There’s a sound that permeates Marcus King’s new album Young Blood, which hits stores and streaming services Friday: the resonant, muscular growl of a ’59 Les Paul Standard. The legendary guitars, known colloquially as “Bursts” for the sunburst finish they left the factory with, have been at the heart of so many great rock albums — many that are part of the rock canon, from The Rolling Stones to ZZ Top and beyond. Though some key records are missing, the most accurate estimates suggest that Gibson made only 643 Les Paul Standards in 1959. In King’s hands, the instrument sounds dark and desperate and dangerous.
“We wanted it to sound like that,” King says. “Like a buzzsaw or something — when you get too close to it, you might lose a limb.”
The particular Burst that King plays on Young Blood belongs to his friend and producer, Dan Auerbach of The Black Keys. “There’s something to be said about the magic of those ’59 Les Pauls,” Auerbach says, reached by phone later. “It’s kind of staggering when you start to look at what records they were used on. It’s almost always your favorite records.”
“If you want to try to achieve those sounds, it’s good to go back to the well,” King says.
The young guitarist was definitely drinking from that well on Young Blood, the second record he’s made with Auerbach at the console.
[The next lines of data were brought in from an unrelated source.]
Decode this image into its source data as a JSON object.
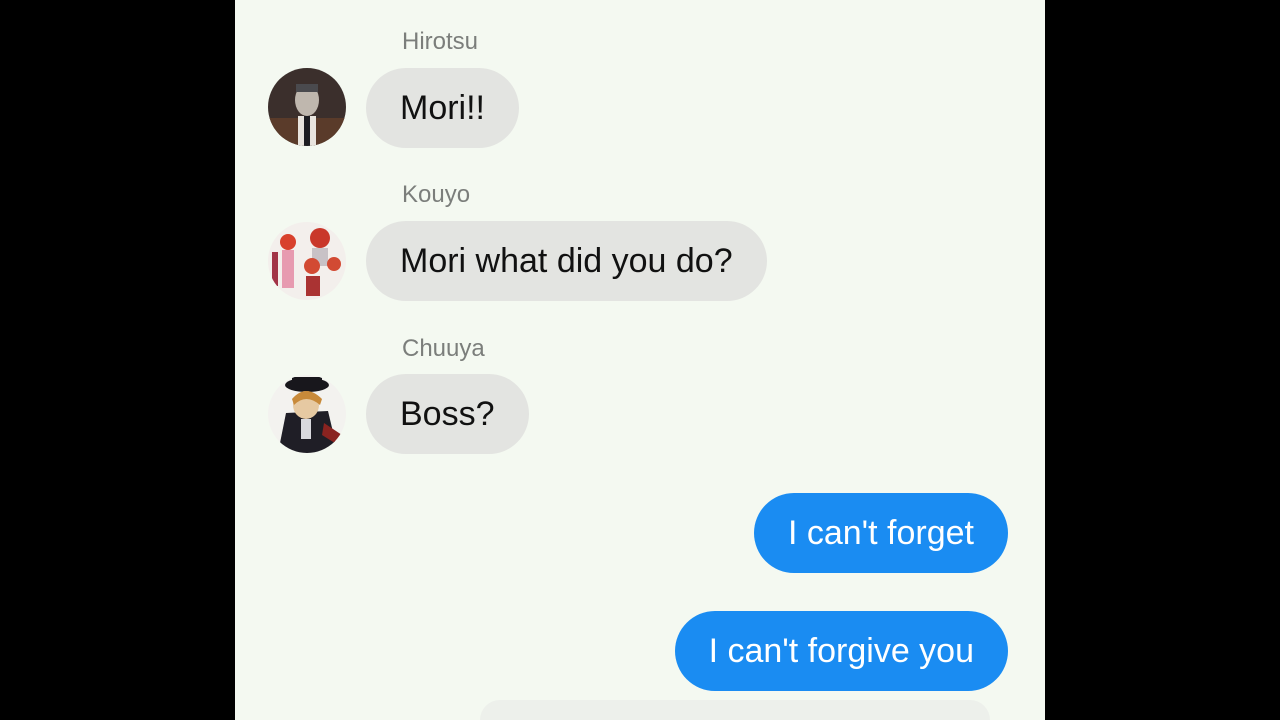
{
  "conversation": {
    "incoming": [
      {
        "sender": "Hirotsu",
        "text": "Mori!!",
        "avatar_icon": "hirotsu-avatar-icon"
      },
      {
        "sender": "Kouyo",
        "text": "Mori what did you do?",
        "avatar_icon": "kouyo-avatar-icon"
      },
      {
        "sender": "Chuuya",
        "text": "Boss?",
        "avatar_icon": "chuuya-avatar-icon"
      }
    ],
    "outgoing": [
      {
        "text": "I can't forget"
      },
      {
        "text": "I can't forgive you"
      }
    ]
  },
  "colors": {
    "background": "#f4f9f1",
    "incoming_bubble": "#e3e4e1",
    "outgoing_bubble": "#1a8cf2",
    "outgoing_text": "#ffffff",
    "sender_name": "#7b7e7b"
  }
}
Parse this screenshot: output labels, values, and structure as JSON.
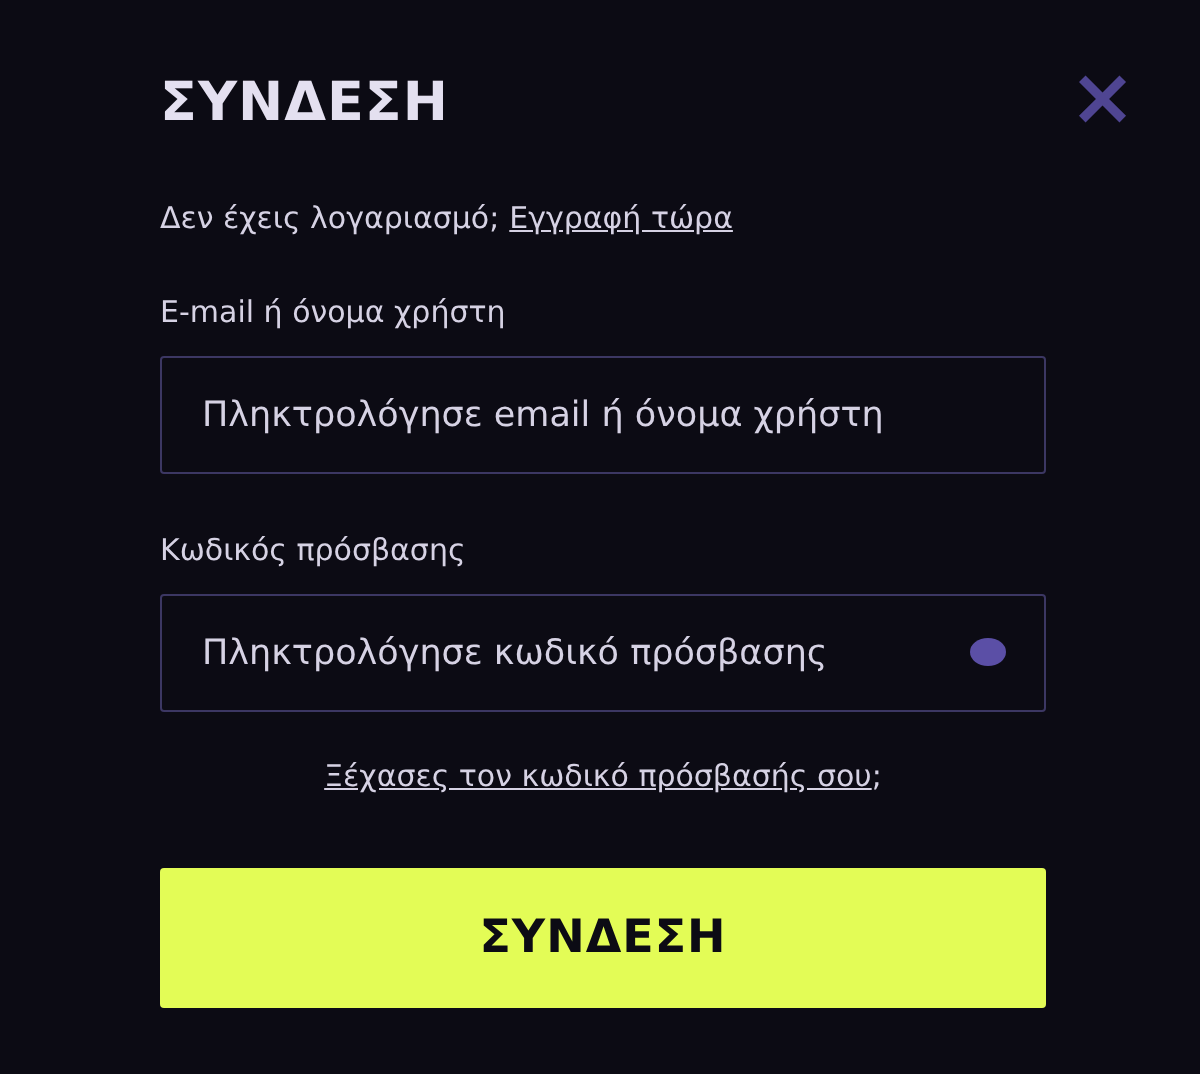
{
  "dialog": {
    "title": "ΣΥΝΔΕΣΗ",
    "close": "×"
  },
  "signup": {
    "prompt": "Δεν έχεις λογαριασμό;",
    "link": "Εγγραφή τώρα"
  },
  "fields": [
    {
      "kind": "text",
      "label": "E-mail ή όνομα χρήστη",
      "placeholder": "Πληκτρολόγησε email ή όνομα χρήστη"
    },
    {
      "kind": "password",
      "label": "Κωδικός πρόσβασης",
      "placeholder": "Πληκτρολόγησε κωδικό πρόσβασης"
    }
  ],
  "forgot": {
    "link": "Ξέχασες τον κωδικό πρόσβασής σου",
    "suffix": ";"
  },
  "submit": "ΣΥΝΔΕΣΗ"
}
Music runs deep in King’s family: Born in Greenville, S.C., he’s a fourth-generation musician and a third-generation electric guitarist.
“My father played rock ’n’ roll his whole life,” King says. “We always would play gospel hymns on the porch of my great-grandfather’s house, so I guess I kind of grew up around the old mountain music. That’s certainly what my great-grandfather played. And my grandfather played country and Western music.”
“There’s so much lineage there,” Auerbach adds, “with his dad playing in a Southern rock band and his grandpa having an electric Gibson.”
Growing up, King’s family called him “Young Blood,” and he was still in his teens when he launched his musical career fronting The Marcus King Band. The group, which first gained an audience in the jam world, released its debut album Soul Insight in 2015 on Warren Haynes’ Evil Teen label, then moved to Fantasy Records in 2016 for its eponymous second record. Both albums reached the Top 10 of Billboard’s Blues Albums chart.
King first met the Black Keys frontman in early 2018, and shortly thereafter, they co-wrote “How Long” with revered songsmith and John Prine co-writer Pat McLaughlin. King recorded that song for his album Carolina Confessions, which was produced by Dave Cobb and released later that same year.
“It was right before I went in and did the record with Cobb,” King recalls of the first time he wrote with Auerbach. “We ended up getting back together again late 2018 and kind of drumming up an idea for another record. And that’s what ended up being El Dorado.”
Auerbach helped King explore his songwriter side for 2020’s Grammy-nominated El Dorado, King’s first solo album. But for the follow-up Young Blood, King reached back to the music he knows best: the music of his youth, the Southern rock ’n’ roll and blues his daddy taught him from a young age.
“On El Dorado, [Dan] had a way of pinpointing the balladeer side of me and focusing on that,” King explains. “On this record, we focused in on the rock ’n’ roll side. And we don’t stray far from it.”
The dark mood that hangs over Young Blood is not an artful affectation. King was struggling with addiction and recovery on top of a painful breakup just prior to and during the writing sessions for the record. Joining King at those sessions were acclaimed co-writers such as Desmond Child and Angelo Petraglia.
“We’d start every session off essentially like a therapy session,” King says, “[with] me spilling my guts about whatever I was going through. … It was really such a blessing to have not just myself but all these other amazing writers, you know, helping me say what I needed to say when I could hardly stand up.”
The end result is an aching reflection of both the challenges King has faced and the strengths he’s drawn on to make it through. On one of the album’s singles, “Blood on the Tracks,” he sings, “Bad luck’s gotten a hold’a me / But it ain’t takin’ me down.”
Just as Auerbach had certain writers in mind to co-write with King and himself for the album, he also knew who he wanted to accompany King when tracking got underway at his Easy Eye Sound Studio. He called on drummer Chris St. Hilaire, bassist Nick Movshon and second guitarist Andy Gabbard, who also contributed backing vocals.
“He just knew that this combination of players would be the right fit,” King says.
“Man, they hit it off instantly,” Auerbach says with excitement in his voice. “They were so tight. They sounded like they’d been playing the songs for years on the day that we recorded, which was the first day Nick or Chris even heard them.”
The 11 tracks on Young Blood not only solidify King’s status as a budding guitar god, they showcase his soulful singing. “I think my voice came from my grandfather,” he says. “He had a real raspy voice, and I always really loved hearing my grandfather sing.”
With two successful collaborations under their belts, the odds are high King and Auerbach will work together again in the future.
“I love working with Marcus,” Auerbach says. “I’ll work with Marcus forever. He’s endlessly talented — and so genuine. That shit never goes out of style.”